====== Listed records
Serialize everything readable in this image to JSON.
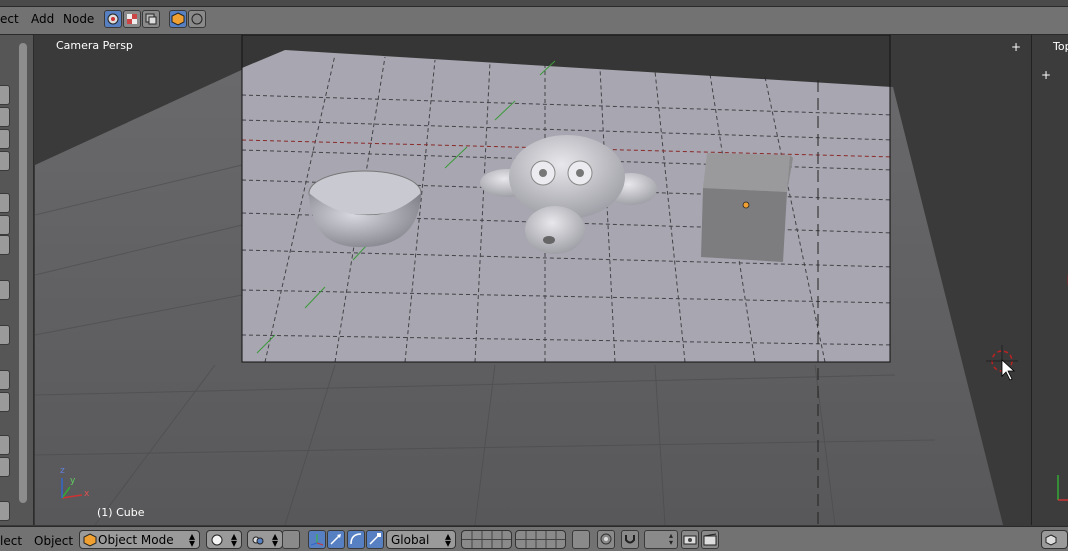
{
  "header": {
    "menus": [
      "ect",
      "Add",
      "Node"
    ]
  },
  "viewport": {
    "view_label": "Camera Persp",
    "selection_label": "(1) Cube",
    "axis_labels": {
      "x": "x",
      "y": "y",
      "z": "z"
    },
    "objects": [
      "bowl",
      "monkey-head",
      "cube"
    ]
  },
  "right_panel": {
    "view_label": "Top"
  },
  "footer": {
    "menus": [
      "lect",
      "Object"
    ],
    "mode": "Object Mode",
    "orientation": "Global"
  },
  "colors": {
    "accent": "#5680c2",
    "header_bg": "#727272",
    "viewport_bg": "#3a3a3a",
    "camera_bg": "#a8a6b0"
  }
}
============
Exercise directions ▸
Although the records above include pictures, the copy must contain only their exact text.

Task answer ▸
Serialize everything readable in this image to JSON.
{
  "header": {
    "menus": [
      "ect",
      "Add",
      "Node"
    ]
  },
  "viewport": {
    "view_label": "Camera Persp",
    "selection_label": "(1) Cube",
    "axis_labels": {
      "x": "x",
      "y": "y",
      "z": "z"
    },
    "objects": [
      "bowl",
      "monkey-head",
      "cube"
    ]
  },
  "right_panel": {
    "view_label": "Top"
  },
  "footer": {
    "menus": [
      "lect",
      "Object"
    ],
    "mode": "Object Mode",
    "orientation": "Global"
  },
  "colors": {
    "accent": "#5680c2",
    "header_bg": "#727272",
    "viewport_bg": "#3a3a3a",
    "camera_bg": "#a8a6b0"
  }
}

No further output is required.